“Best Greg story,” Galloway tweeted on Thanksgiving morning, “coming up 18 at PHX all the founders were in their chairs. Greg goes, `Yep, caddied for her, her and her.’ Legend.”

In a first-person column for Golf Magazine last year, Gulbis focused on Sheridan while writing about the special bond between players and caddies. She wrote that she won the “looper lottery” when she first hired Sheridan in ’04.

“Greg and I have traveled the world, and today he is like family,” Gulbis wrote. “Sometimes, he’s a psychologist. Last year, my mom got sick and it was a distraction, but he was great. When I used to have boyfriend issues and breakup issues, he was my confidant. In a world where caddies sometimes spill secrets, Greg has kept a respectful silence, and I can’t thank him enough for that. He’s an extension of me.”

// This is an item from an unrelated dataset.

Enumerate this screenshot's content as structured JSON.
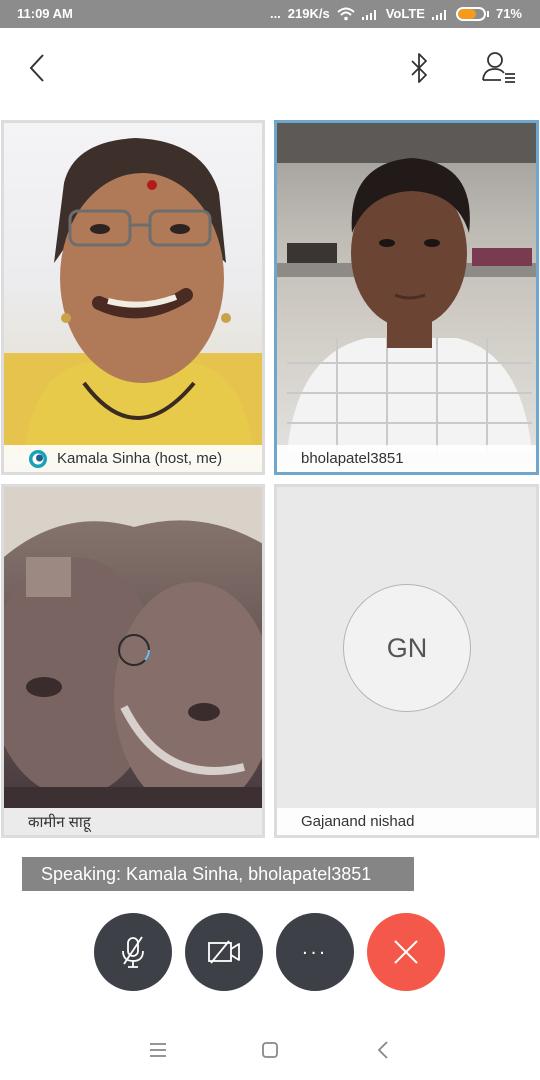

Four months after Gulbis wrote the column, Sheridan was diagnosed with cancer.

“The LPGA family is saddened to hear of the loss of long-time tour caddie, Greg Sheridan,” the LPGA tweeted. “Our thoughts and prayers are with his family and players he walked with down the fairways. #RIP.”

Dean Herden was among the legion of caddies saddened by the news.

“Greg was a great guy who I respected a lot and taught me some great things over the years,” Herden texted to GolfChannel.com.

Here are some of heartfelt messages that are rolling across Twitter:

Retired LPGA great Annika Sorenstam:

LPGA commissioner Mike Whan in a retweet of Gulbis:

Golf Channel reporter and former tour player Jerry Foltz:

Christina Kim:

LPGA caddie Shaun Clews:

LPGA caddie Jonny Scott:

LPGA caddie Kevin Casas:

LPGA pro Jennie Lee: